Why is this considered a behavioral issue? Why is it that the minute someone says “no” it becomes non-compliance? What about a person’s right to say no or the ‘right to refuse’ that people are being told they have? This is very confusing for people receiving services. Personally, I would be considered “non-compliant” because I often exercise my right to say no, and I often make the choice not to do something.
Instead of calling it ‘non-compliance,’ we should figure out why the person is saying no or choosing not to do something – and if it is vital to basic health and safety – look for alternatives for the person. We should not send mixed signals as we support people to learn about their rights and also should not tell them that ‘non-compliance’ with staff instruction is a behavioral issue that must be fixed.
1. “Do You Want To Show Them Your Bedroom?”
Do YOU want to show someone your bedroom? As CQL staff, we often visit with people where they live and one of the first things people living there are always asked by support staff is “do you want to show them your bedroom?”

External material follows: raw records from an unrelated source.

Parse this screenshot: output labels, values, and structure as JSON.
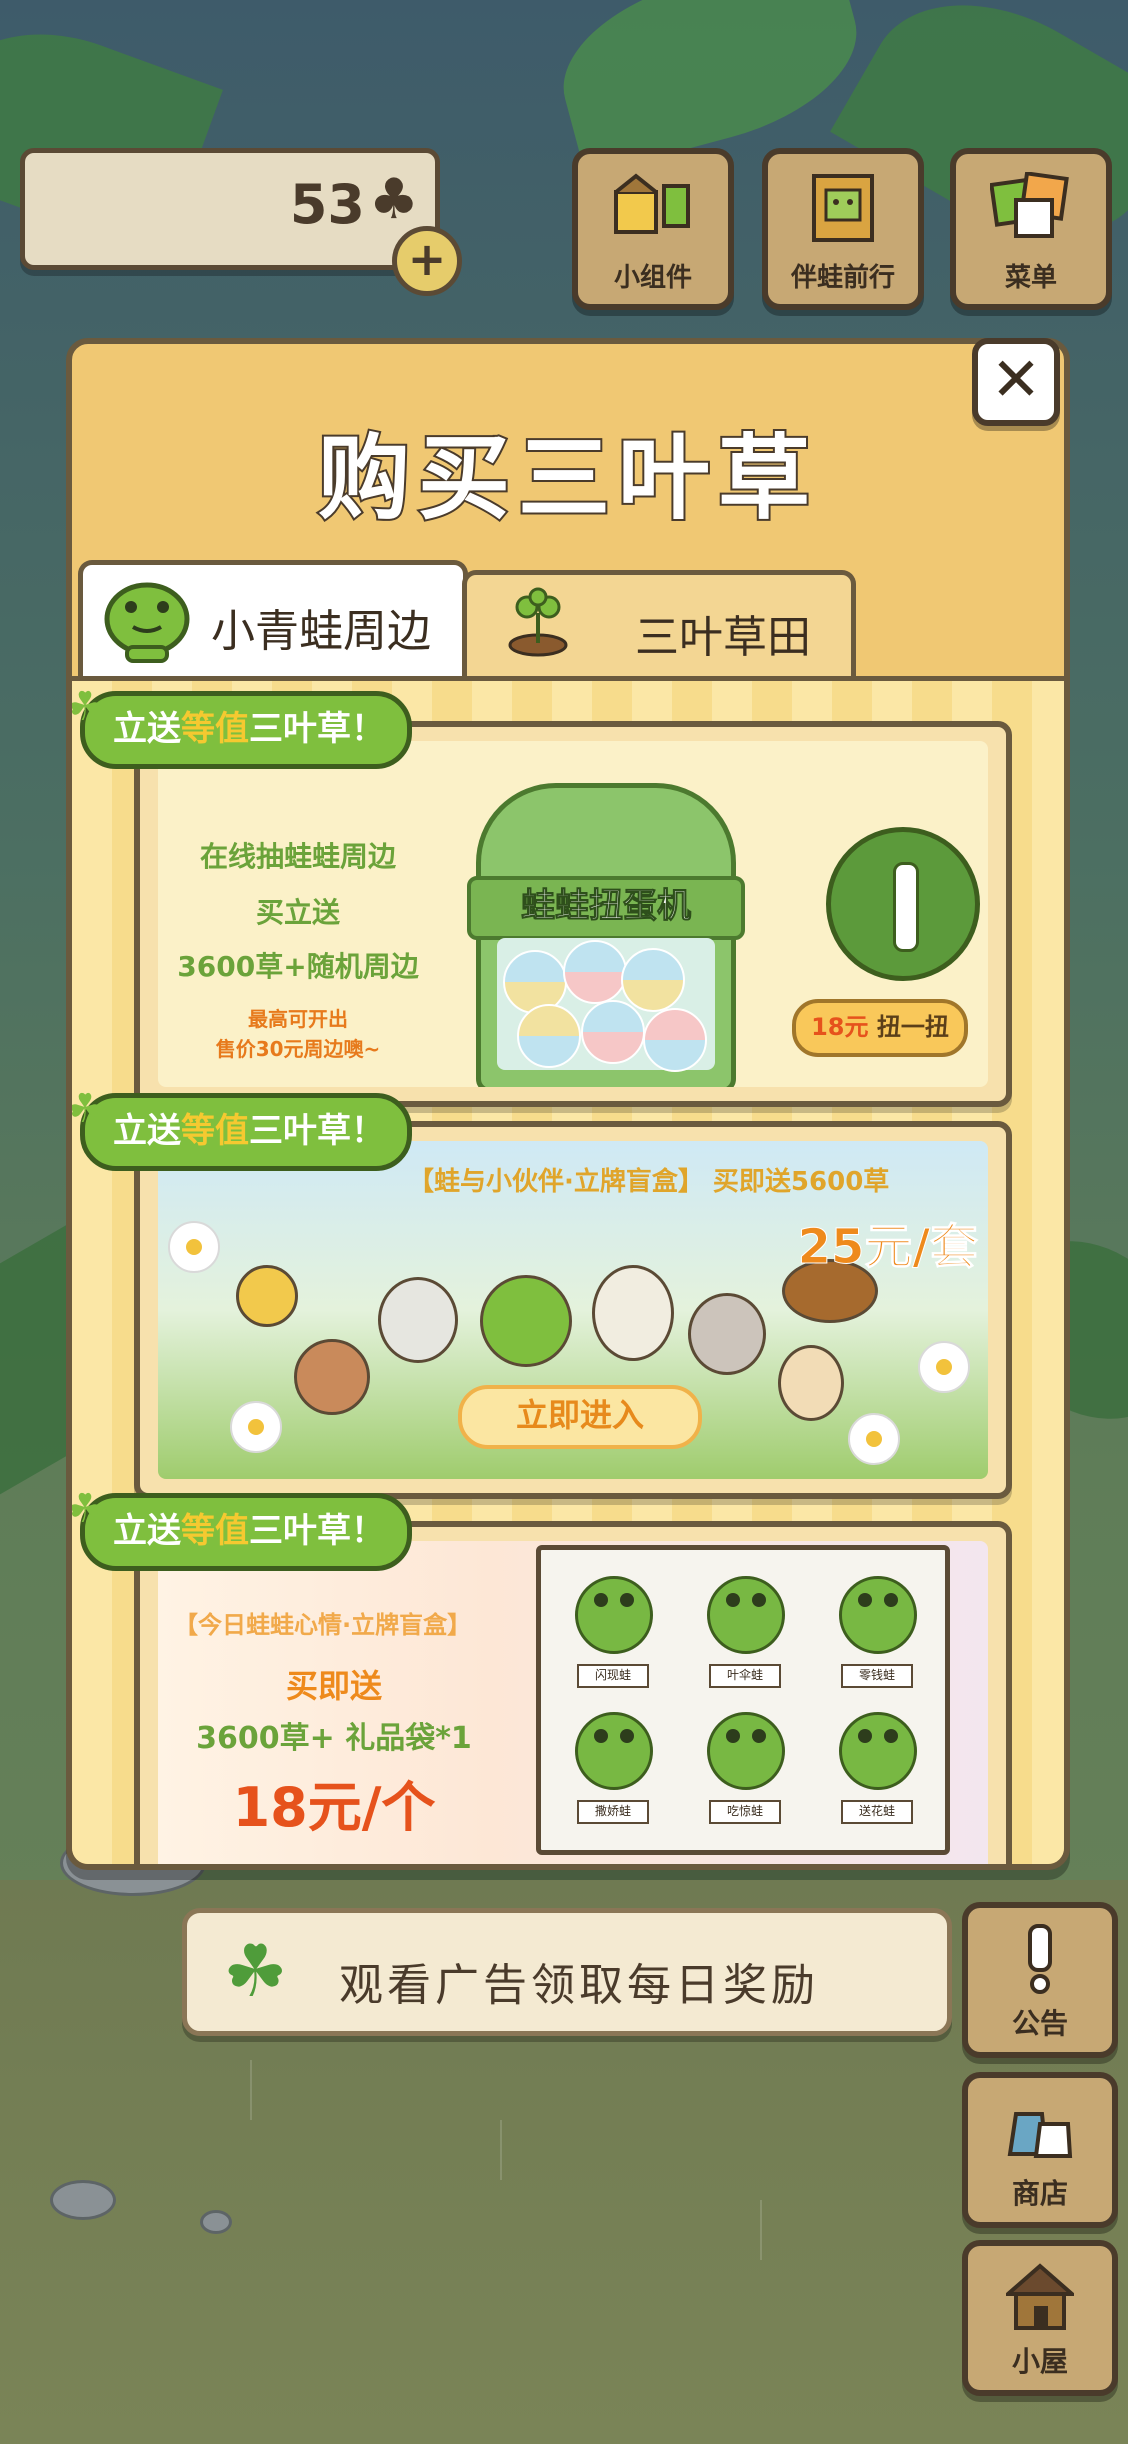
{
  "hud": {
    "clover_count": "53",
    "buttons": [
      {
        "label": "小组件",
        "icon": "widget-icon"
      },
      {
        "label": "伴蛙前行",
        "icon": "frog-book-icon"
      },
      {
        "label": "菜单",
        "icon": "menu-papers-icon"
      }
    ]
  },
  "side_buttons": [
    {
      "label": "公告",
      "icon": "exclamation-icon"
    },
    {
      "label": "商店",
      "icon": "shop-bags-icon"
    },
    {
      "label": "小屋",
      "icon": "house-icon"
    }
  ],
  "modal": {
    "title": "购买三叶草",
    "tabs": [
      {
        "label": "小青蛙周边",
        "active": true
      },
      {
        "label": "三叶草田",
        "active": false
      }
    ],
    "cards": [
      {
        "ribbon": {
          "pre": "立送",
          "highlight": "等值",
          "post": "三叶草！"
        },
        "lines": [
          "在线抽蛙蛙周边",
          "买立送",
          "3600草+随机周边"
        ],
        "small_lines": [
          "最高可开出",
          "售价30元周边噢~"
        ],
        "machine_title": "蛙蛙扭蛋机",
        "price": "18元",
        "action": "扭一扭"
      },
      {
        "ribbon": {
          "pre": "立送",
          "highlight": "等值",
          "post": "三叶草！"
        },
        "headline": "【蛙与小伙伴·立牌盲盒】 买即送5600草",
        "price": "25元/套",
        "button": "立即进入"
      },
      {
        "ribbon": {
          "pre": "立送",
          "highlight": "等值",
          "post": "三叶草！"
        },
        "headline": "【今日蛙蛙心情·立牌盲盒】",
        "line1": "买即送",
        "line2": "3600草+ 礼品袋*1",
        "price": "18元/个",
        "frogs": [
          "闪现蛙",
          "叶伞蛙",
          "零钱蛙",
          "撒娇蛙",
          "吃惊蛙",
          "送花蛙"
        ]
      }
    ]
  },
  "ad_banner": {
    "label": "观看广告领取每日奖励"
  },
  "colors": {
    "modal_bg": "#f0c873",
    "ribbon_green": "#7fbf3e",
    "price_orange": "#ee8a1c",
    "title_outline": "#4a3b2b"
  }
}
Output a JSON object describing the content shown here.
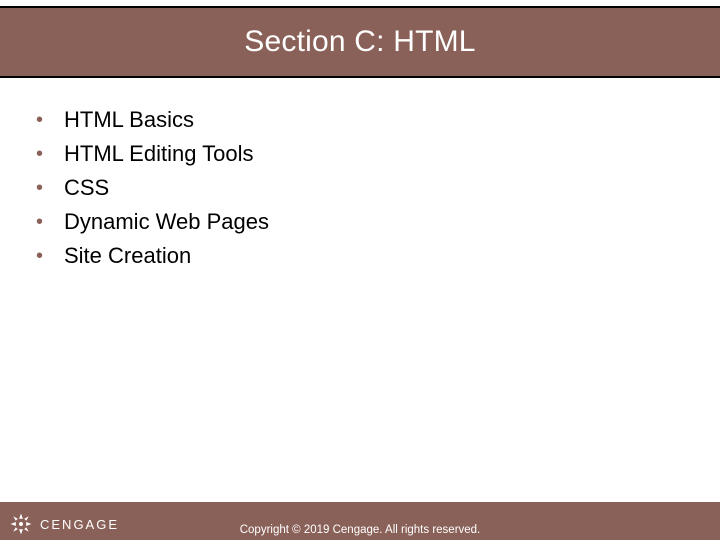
{
  "title": "Section C: HTML",
  "bullets": [
    {
      "text": "HTML Basics"
    },
    {
      "text": "HTML Editing Tools"
    },
    {
      "text": "CSS"
    },
    {
      "text": "Dynamic Web Pages"
    },
    {
      "text": "Site Creation"
    }
  ],
  "footer": {
    "brand": "CENGAGE",
    "copyright": "Copyright © 2019 Cengage. All rights reserved."
  }
}
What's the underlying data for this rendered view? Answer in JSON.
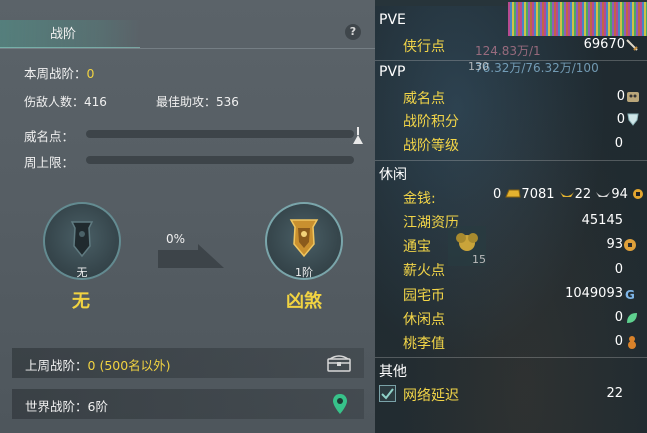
{
  "left": {
    "title": "战阶",
    "help": "?",
    "week_rank_label": "本周战阶：",
    "week_rank_value": "0",
    "kills_label": "伤敌人数：416",
    "assist_label": "最佳助攻：536",
    "prestige_label": "威名点：",
    "weekly_cap_label": "周上限：",
    "progress_percent": "0%",
    "current": {
      "sub": "无",
      "name": "无"
    },
    "next": {
      "sub": "1阶",
      "name": "凶煞"
    },
    "last_week_label": "上周战阶：",
    "last_week_value": "0 (500名以外)",
    "world_rank_label": "世界战阶：6阶"
  },
  "right": {
    "overlay_nums1": "124.83万/1",
    "overlay_nums2": "76.32万/76.32万/100",
    "overlay_130": "130",
    "pve": {
      "title": "PVE",
      "items": [
        {
          "label": "侠行点",
          "value": "69670",
          "icon": "sword-icon"
        }
      ]
    },
    "pvp": {
      "title": "PVP",
      "items": [
        {
          "label": "威名点",
          "value": "0",
          "icon": "mask-icon"
        },
        {
          "label": "战阶积分",
          "value": "0",
          "icon": "crest-icon"
        },
        {
          "label": "战阶等级",
          "value": "0"
        }
      ]
    },
    "leisure": {
      "title": "休闲",
      "money_label": "金钱:",
      "money": {
        "gold_bars": "0",
        "gold": "7081",
        "silver": "22",
        "copper": "94"
      },
      "items": [
        {
          "label": "江湖资历",
          "value": "45145"
        },
        {
          "label": "通宝",
          "value": "93",
          "icon": "coin-icon"
        },
        {
          "label": "薪火点",
          "value": "0"
        },
        {
          "label": "园宅币",
          "value": "1049093",
          "icon": "g-coin-icon"
        },
        {
          "label": "休闲点",
          "value": "0",
          "icon": "leaf-icon"
        },
        {
          "label": "桃李值",
          "value": "0",
          "icon": "gourd-icon"
        }
      ]
    },
    "other": {
      "title": "其他",
      "network_label": "网络延迟",
      "network_value": "22"
    },
    "colors": {
      "item_label": "#f2d548",
      "value": "#ffffff"
    }
  }
}
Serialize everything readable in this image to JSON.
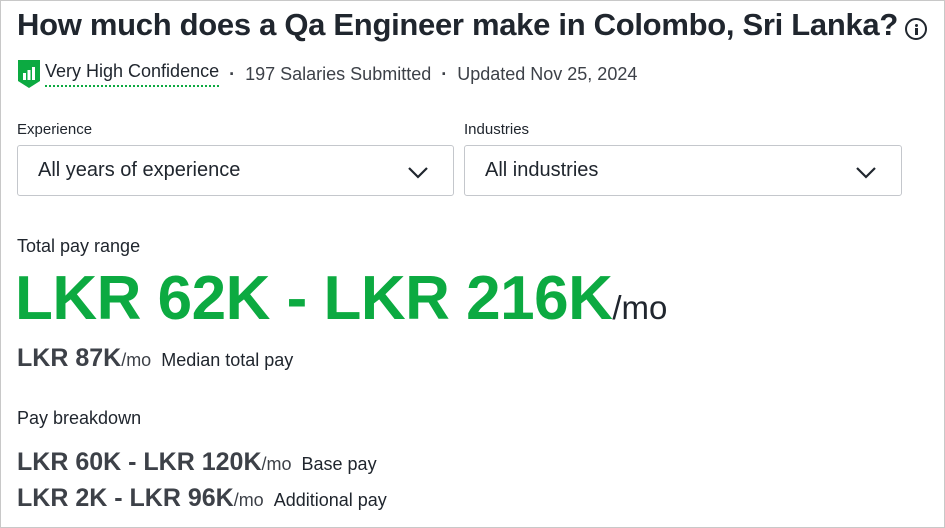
{
  "header": {
    "title": "How much does a Qa Engineer make in Colombo, Sri Lanka?",
    "confidence": "Very High Confidence",
    "salaries_submitted": "197 Salaries Submitted",
    "updated": "Updated Nov 25, 2024",
    "separator": "·"
  },
  "filters": {
    "experience_label": "Experience",
    "experience_value": "All years of experience",
    "industries_label": "Industries",
    "industries_value": "All industries"
  },
  "total_pay": {
    "label": "Total pay range",
    "range": "LKR 62K - LKR 216K",
    "unit": "/mo",
    "median_amount": "LKR 87K",
    "median_unit": "/mo",
    "median_label": "Median total pay"
  },
  "breakdown": {
    "label": "Pay breakdown",
    "base_amount": "LKR 60K - LKR 120K",
    "base_unit": "/mo",
    "base_label": "Base pay",
    "additional_amount": "LKR 2K - LKR 96K",
    "additional_unit": "/mo",
    "additional_label": "Additional pay"
  },
  "colors": {
    "accent": "#0caa41",
    "text": "#20262e"
  }
}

Why is this? I know that when people come to my house to visit, I am NOT asking them “do you want to see my bedroom?” It is such a personal space and it would feel odd to just randomly show it to someone I have never met or did not know very well. We typically shut the bedroom door when people are at our home. Now, it is a different story if someone specifically says, “would you like to see my bedroom?” If it is purely their decision to show off their space, then that is their choice.
Dignity And Respect: It’s Everyone’s Job
A common courtesy is a politeness that people can usually be expected to show. The subtle signs of disrespect listed above really are common courtesies, or at least they should be. They are present in most people’s lives, so why would it be any different for someone receiving disability or mental health services? In the Capstone article “The Realities of House Rules,” the last paragraph states “you can apply the principles of your own expectations to those who are receiving services.”
On page 35 of the Personal Outcome Measures® Manual for Adults, it states “everything we do or say to people makes a statement about their perceived importance.” It is everyone’s job to lift people up and help them understand their importance and worth as a human being.
Capstone Print Edition
CQL is offering a version of Capstone e-Newsletter that can be downloaded, printed, and shared. The online edition still contains the most robust information with hyperlinked resources, but this PDF version provides another way for you to share best practices.
Ableism and Prejudice Research
This vein of research examines ableism – discrimination and prejudice against people with disabilities – as well as the attitudes (both conscious and unconscious), prejudices, and stereotypes that contribute to, and/or reinforce ableism.Project Details